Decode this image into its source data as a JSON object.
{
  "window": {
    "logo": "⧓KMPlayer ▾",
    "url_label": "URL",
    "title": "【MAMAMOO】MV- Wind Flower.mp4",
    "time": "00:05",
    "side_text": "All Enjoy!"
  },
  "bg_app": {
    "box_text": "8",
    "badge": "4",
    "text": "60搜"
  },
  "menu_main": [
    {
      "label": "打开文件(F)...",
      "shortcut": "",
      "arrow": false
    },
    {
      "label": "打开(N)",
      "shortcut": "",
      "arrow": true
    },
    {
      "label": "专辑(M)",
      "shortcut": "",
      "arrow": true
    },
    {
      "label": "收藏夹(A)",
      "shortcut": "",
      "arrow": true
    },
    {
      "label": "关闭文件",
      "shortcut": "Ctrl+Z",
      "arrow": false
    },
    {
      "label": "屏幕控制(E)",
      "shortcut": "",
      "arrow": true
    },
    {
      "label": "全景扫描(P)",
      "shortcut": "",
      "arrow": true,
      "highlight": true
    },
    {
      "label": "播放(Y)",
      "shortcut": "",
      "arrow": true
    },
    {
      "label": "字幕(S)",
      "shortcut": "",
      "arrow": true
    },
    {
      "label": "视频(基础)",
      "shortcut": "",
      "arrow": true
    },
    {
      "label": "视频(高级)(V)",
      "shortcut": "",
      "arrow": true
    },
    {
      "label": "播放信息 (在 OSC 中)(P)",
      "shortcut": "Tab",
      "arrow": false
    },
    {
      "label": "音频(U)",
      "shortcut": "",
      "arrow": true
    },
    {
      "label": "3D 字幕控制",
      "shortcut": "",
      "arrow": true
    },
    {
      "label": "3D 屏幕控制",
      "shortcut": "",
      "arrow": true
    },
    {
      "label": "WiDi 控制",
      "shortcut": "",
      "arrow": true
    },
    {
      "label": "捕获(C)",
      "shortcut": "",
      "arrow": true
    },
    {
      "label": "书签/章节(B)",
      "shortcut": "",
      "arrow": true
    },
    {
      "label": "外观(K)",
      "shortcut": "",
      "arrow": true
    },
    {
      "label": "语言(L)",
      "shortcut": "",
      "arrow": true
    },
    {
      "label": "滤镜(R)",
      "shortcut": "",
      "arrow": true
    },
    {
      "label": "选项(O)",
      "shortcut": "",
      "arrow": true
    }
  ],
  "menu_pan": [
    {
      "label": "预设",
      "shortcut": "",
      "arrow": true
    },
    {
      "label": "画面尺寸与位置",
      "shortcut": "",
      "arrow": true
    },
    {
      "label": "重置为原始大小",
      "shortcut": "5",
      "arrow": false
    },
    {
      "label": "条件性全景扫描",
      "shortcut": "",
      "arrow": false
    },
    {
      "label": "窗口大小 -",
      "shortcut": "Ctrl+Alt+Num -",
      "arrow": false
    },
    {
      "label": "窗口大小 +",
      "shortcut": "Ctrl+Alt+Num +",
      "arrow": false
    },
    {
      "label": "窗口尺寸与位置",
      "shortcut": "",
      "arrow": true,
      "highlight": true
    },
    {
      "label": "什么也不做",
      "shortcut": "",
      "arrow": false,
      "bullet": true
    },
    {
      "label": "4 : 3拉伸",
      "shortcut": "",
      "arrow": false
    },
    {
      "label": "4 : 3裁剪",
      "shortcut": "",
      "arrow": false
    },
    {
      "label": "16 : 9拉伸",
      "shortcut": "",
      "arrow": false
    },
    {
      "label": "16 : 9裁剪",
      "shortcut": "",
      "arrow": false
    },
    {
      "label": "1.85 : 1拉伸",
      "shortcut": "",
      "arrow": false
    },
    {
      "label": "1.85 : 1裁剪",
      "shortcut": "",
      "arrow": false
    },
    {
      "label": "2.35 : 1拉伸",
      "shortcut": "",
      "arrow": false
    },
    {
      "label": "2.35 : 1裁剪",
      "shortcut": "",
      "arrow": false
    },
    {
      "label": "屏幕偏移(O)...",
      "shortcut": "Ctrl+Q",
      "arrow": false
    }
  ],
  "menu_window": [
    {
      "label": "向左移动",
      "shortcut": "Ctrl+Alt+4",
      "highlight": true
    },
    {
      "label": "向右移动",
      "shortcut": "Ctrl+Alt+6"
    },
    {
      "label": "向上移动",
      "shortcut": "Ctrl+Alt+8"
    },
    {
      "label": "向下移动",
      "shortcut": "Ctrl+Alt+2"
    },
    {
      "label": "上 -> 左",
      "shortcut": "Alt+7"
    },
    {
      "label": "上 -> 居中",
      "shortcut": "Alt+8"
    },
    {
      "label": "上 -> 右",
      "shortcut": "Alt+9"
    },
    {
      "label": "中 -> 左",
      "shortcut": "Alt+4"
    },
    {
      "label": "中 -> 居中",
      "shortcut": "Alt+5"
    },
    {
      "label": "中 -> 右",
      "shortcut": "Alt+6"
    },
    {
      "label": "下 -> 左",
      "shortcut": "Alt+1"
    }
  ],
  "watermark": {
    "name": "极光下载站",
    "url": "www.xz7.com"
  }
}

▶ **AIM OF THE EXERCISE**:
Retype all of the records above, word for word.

▶ **OUTPUT OF THE EXERCISE**:
Decode this image into its source data as a JSON object.
{
  "window": {
    "logo": "⧓KMPlayer ▾",
    "url_label": "URL",
    "title": "【MAMAMOO】MV- Wind Flower.mp4",
    "time": "00:05",
    "side_text": "All Enjoy!"
  },
  "bg_app": {
    "box_text": "8",
    "badge": "4",
    "text": "60搜"
  },
  "menu_main": [
    {
      "label": "打开文件(F)...",
      "shortcut": "",
      "arrow": false
    },
    {
      "label": "打开(N)",
      "shortcut": "",
      "arrow": true
    },
    {
      "label": "专辑(M)",
      "shortcut": "",
      "arrow": true
    },
    {
      "label": "收藏夹(A)",
      "shortcut": "",
      "arrow": true
    },
    {
      "label": "关闭文件",
      "shortcut": "Ctrl+Z",
      "arrow": false
    },
    {
      "label": "屏幕控制(E)",
      "shortcut": "",
      "arrow": true
    },
    {
      "label": "全景扫描(P)",
      "shortcut": "",
      "arrow": true,
      "highlight": true
    },
    {
      "label": "播放(Y)",
      "shortcut": "",
      "arrow": true
    },
    {
      "label": "字幕(S)",
      "shortcut": "",
      "arrow": true
    },
    {
      "label": "视频(基础)",
      "shortcut": "",
      "arrow": true
    },
    {
      "label": "视频(高级)(V)",
      "shortcut": "",
      "arrow": true
    },
    {
      "label": "播放信息 (在 OSC 中)(P)",
      "shortcut": "Tab",
      "arrow": false
    },
    {
      "label": "音频(U)",
      "shortcut": "",
      "arrow": true
    },
    {
      "label": "3D 字幕控制",
      "shortcut": "",
      "arrow": true
    },
    {
      "label": "3D 屏幕控制",
      "shortcut": "",
      "arrow": true
    },
    {
      "label": "WiDi 控制",
      "shortcut": "",
      "arrow": true
    },
    {
      "label": "捕获(C)",
      "shortcut": "",
      "arrow": true
    },
    {
      "label": "书签/章节(B)",
      "shortcut": "",
      "arrow": true
    },
    {
      "label": "外观(K)",
      "shortcut": "",
      "arrow": true
    },
    {
      "label": "语言(L)",
      "shortcut": "",
      "arrow": true
    },
    {
      "label": "滤镜(R)",
      "shortcut": "",
      "arrow": true
    },
    {
      "label": "选项(O)",
      "shortcut": "",
      "arrow": true
    }
  ],
  "menu_pan": [
    {
      "label": "预设",
      "shortcut": "",
      "arrow": true
    },
    {
      "label": "画面尺寸与位置",
      "shortcut": "",
      "arrow": true
    },
    {
      "label": "重置为原始大小",
      "shortcut": "5",
      "arrow": false
    },
    {
      "label": "条件性全景扫描",
      "shortcut": "",
      "arrow": false
    },
    {
      "label": "窗口大小 -",
      "shortcut": "Ctrl+Alt+Num -",
      "arrow": false
    },
    {
      "label": "窗口大小 +",
      "shortcut": "Ctrl+Alt+Num +",
      "arrow": false
    },
    {
      "label": "窗口尺寸与位置",
      "shortcut": "",
      "arrow": true,
      "highlight": true
    },
    {
      "label": "什么也不做",
      "shortcut": "",
      "arrow": false,
      "bullet": true
    },
    {
      "label": "4 : 3拉伸",
      "shortcut": "",
      "arrow": false
    },
    {
      "label": "4 : 3裁剪",
      "shortcut": "",
      "arrow": false
    },
    {
      "label": "16 : 9拉伸",
      "shortcut": "",
      "arrow": false
    },
    {
      "label": "16 : 9裁剪",
      "shortcut": "",
      "arrow": false
    },
    {
      "label": "1.85 : 1拉伸",
      "shortcut": "",
      "arrow": false
    },
    {
      "label": "1.85 : 1裁剪",
      "shortcut": "",
      "arrow": false
    },
    {
      "label": "2.35 : 1拉伸",
      "shortcut": "",
      "arrow": false
    },
    {
      "label": "2.35 : 1裁剪",
      "shortcut": "",
      "arrow": false
    },
    {
      "label": "屏幕偏移(O)...",
      "shortcut": "Ctrl+Q",
      "arrow": false
    }
  ],
  "menu_window": [
    {
      "label": "向左移动",
      "shortcut": "Ctrl+Alt+4",
      "highlight": true
    },
    {
      "label": "向右移动",
      "shortcut": "Ctrl+Alt+6"
    },
    {
      "label": "向上移动",
      "shortcut": "Ctrl+Alt+8"
    },
    {
      "label": "向下移动",
      "shortcut": "Ctrl+Alt+2"
    },
    {
      "label": "上 -> 左",
      "shortcut": "Alt+7"
    },
    {
      "label": "上 -> 居中",
      "shortcut": "Alt+8"
    },
    {
      "label": "上 -> 右",
      "shortcut": "Alt+9"
    },
    {
      "label": "中 -> 左",
      "shortcut": "Alt+4"
    },
    {
      "label": "中 -> 居中",
      "shortcut": "Alt+5"
    },
    {
      "label": "中 -> 右",
      "shortcut": "Alt+6"
    },
    {
      "label": "下 -> 左",
      "shortcut": "Alt+1"
    }
  ],
  "watermark": {
    "name": "极光下载站",
    "url": "www.xz7.com"
  }
}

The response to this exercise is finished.